Interesting Articles: Mar 14th-20th 2006

* Silent Struggle: A New Theory of Pregnancy (New York Times). An interesting exploration of intra-family evolutionary pressures.

* A Wrongful Birth? (New York Times). A fascinating read on medical ethics and prenatal testing.

* Buff and Brainy: Exercising the body can benefit the mind (Science News). This is why I solve all my academic problems during or coming back from ultimate games.

* Finding dirty diesels (Science News). It turns out just a few vehicles account for most of the pollution. And the way they figured this out was also neat: simply by putting a device on the side of the road. The source article, Monitoring the Soot Emissions of Passing Cars (Environmental Science & Technology), is available online.

* Smart shoppers use unconscious tactics (Science News). A blink effect for non-experts in everyday life. Complex buying decisions are better made based upon unconscious thought (but simple ones should be thought about). The abstract of the source article, On making the right choice: The deliberation-without-attention effect (Science), is availably online.

* Many Utilities Collect for Taxes They Never Pay (New York Times). Many businesses do what they can get away with. The morale? Regulating industries is difficult because nearly every detail is important.

* The Return of Patriarchy (Foreign Policy). A thought provoking read tying together birth rates and patriarchy, leading to consequences with standards of living, politics, and the rise and fall of governments.


Anonymous said...

According to your link location, the last link (on Patriarchy) is not from

Anonymous said...

I don't know how much I agree about the demographics of Patriarchy.

First, the article assumes that those who are raised in a patriarchal environment are more going to create that environment when they grow up. I don't see why that is necessarily correct.

Second, all of American society has been getting more liberal/less patriarchal over the past 50 years, including the religious fundamentalists. If Patriarchy really has this evolutionary advantage, why is this rise occurring? Shouldn't it outproduced by the more patriarchal members?

Additionally, the wealth seems to accumulates with those who don't have large families; with wealth comes power; with power comes an ability to control societal norms (at least to some degree).

God, I hope I'm right.

Anonymous said...

One more thought:

The article assumes that societal change is essentially at the rate of reproduction, or gene transfer. Really, societal change is often much faster than that...memes vs. genes.

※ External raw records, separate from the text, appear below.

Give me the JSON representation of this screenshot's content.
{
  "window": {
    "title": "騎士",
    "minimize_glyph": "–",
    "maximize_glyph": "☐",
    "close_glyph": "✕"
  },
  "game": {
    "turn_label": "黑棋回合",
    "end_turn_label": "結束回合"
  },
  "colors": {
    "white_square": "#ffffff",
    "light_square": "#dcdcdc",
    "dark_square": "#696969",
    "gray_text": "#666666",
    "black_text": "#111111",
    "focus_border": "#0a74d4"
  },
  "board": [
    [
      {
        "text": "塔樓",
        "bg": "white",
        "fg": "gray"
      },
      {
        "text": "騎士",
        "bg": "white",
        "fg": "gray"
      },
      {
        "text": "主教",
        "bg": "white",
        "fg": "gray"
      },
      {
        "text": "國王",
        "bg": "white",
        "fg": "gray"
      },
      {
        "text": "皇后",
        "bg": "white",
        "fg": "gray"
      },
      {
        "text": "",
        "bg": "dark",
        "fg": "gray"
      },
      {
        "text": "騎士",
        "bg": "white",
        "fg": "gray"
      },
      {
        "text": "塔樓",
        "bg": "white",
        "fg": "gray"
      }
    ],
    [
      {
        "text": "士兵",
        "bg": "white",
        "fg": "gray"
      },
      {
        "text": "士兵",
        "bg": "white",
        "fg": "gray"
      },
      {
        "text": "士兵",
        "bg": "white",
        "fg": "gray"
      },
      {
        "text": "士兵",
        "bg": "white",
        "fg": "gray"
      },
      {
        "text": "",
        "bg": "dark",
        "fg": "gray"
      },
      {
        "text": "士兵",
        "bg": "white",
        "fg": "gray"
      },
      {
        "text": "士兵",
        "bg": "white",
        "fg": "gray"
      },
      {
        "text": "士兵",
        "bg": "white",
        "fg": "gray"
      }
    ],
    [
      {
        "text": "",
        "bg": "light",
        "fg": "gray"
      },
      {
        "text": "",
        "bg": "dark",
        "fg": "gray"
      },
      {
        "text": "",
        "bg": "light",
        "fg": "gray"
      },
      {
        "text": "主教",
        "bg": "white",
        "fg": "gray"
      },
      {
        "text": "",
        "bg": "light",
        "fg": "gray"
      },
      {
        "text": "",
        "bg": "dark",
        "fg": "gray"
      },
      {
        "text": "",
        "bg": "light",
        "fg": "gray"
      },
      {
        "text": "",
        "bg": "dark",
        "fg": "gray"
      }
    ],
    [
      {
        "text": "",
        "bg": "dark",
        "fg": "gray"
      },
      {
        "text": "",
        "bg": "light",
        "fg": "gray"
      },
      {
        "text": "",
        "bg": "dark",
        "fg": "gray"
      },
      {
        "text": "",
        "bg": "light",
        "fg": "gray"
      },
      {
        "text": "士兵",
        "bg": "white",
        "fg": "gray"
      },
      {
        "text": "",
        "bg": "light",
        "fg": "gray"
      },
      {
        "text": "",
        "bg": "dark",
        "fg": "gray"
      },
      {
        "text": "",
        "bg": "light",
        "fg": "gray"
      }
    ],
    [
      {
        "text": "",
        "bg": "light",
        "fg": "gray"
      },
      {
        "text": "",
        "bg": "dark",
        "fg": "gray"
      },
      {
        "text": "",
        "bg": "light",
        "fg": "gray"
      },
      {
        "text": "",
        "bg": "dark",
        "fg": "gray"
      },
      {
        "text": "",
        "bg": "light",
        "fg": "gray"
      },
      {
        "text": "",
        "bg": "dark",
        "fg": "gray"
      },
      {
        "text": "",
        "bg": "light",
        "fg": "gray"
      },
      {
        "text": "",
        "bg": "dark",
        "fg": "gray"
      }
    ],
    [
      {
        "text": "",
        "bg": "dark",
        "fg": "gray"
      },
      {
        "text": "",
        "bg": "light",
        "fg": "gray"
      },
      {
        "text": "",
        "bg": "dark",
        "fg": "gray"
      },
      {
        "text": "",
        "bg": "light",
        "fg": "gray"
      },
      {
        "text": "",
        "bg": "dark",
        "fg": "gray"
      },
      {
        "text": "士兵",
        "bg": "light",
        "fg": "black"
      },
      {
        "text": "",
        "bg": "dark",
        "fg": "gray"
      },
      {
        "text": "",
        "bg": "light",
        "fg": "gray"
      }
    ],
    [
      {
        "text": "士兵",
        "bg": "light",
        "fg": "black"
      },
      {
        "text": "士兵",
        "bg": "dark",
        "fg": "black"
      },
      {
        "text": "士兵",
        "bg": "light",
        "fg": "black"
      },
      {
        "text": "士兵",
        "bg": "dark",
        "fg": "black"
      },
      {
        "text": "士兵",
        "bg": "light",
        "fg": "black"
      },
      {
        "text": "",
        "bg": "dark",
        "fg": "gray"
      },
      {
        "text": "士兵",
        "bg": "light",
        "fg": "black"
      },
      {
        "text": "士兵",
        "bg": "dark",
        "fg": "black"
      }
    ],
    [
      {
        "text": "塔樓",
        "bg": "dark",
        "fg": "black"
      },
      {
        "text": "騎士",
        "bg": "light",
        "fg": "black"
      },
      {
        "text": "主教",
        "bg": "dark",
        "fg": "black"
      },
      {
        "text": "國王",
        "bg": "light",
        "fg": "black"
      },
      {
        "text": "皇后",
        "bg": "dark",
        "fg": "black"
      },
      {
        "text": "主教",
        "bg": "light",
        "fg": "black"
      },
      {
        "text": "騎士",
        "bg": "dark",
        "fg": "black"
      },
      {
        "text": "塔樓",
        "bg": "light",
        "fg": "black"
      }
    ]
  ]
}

The patriarchal and non-patriarchal groups are not rigidly separated, and ideas flow between them.

Also, a consequence they didn't discuss: when women were almost all homemakers, the American economy was wasting half of its possible production...thus while the return to patriarchy might lead to higher reproduction, it should also lead to less wealth for those who go that route. Again wealth = power.

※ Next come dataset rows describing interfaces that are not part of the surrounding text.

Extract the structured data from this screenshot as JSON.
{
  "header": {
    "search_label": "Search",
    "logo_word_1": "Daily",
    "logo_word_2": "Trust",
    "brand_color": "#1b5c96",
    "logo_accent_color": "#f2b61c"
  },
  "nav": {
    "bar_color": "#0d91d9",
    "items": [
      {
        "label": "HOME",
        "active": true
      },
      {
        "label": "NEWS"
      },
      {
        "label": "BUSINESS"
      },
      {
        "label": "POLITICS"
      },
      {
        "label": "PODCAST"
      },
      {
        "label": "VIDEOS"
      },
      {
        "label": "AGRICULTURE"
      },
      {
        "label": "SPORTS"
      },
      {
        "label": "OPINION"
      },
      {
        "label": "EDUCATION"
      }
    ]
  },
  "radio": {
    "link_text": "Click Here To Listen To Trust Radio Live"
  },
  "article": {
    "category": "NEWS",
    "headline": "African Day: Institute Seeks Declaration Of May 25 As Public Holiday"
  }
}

This reminds me of The Handmaid's Tale a little too much.

mark said...

I corrected the reference to the article about patriarchy.

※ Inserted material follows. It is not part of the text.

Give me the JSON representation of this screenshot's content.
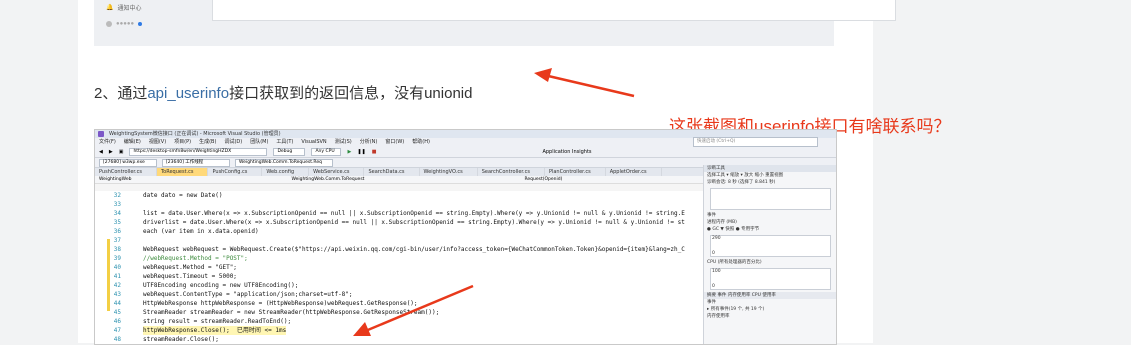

mark said...

All good points.

I've never read The Handmaid's Tale; perhaps I should.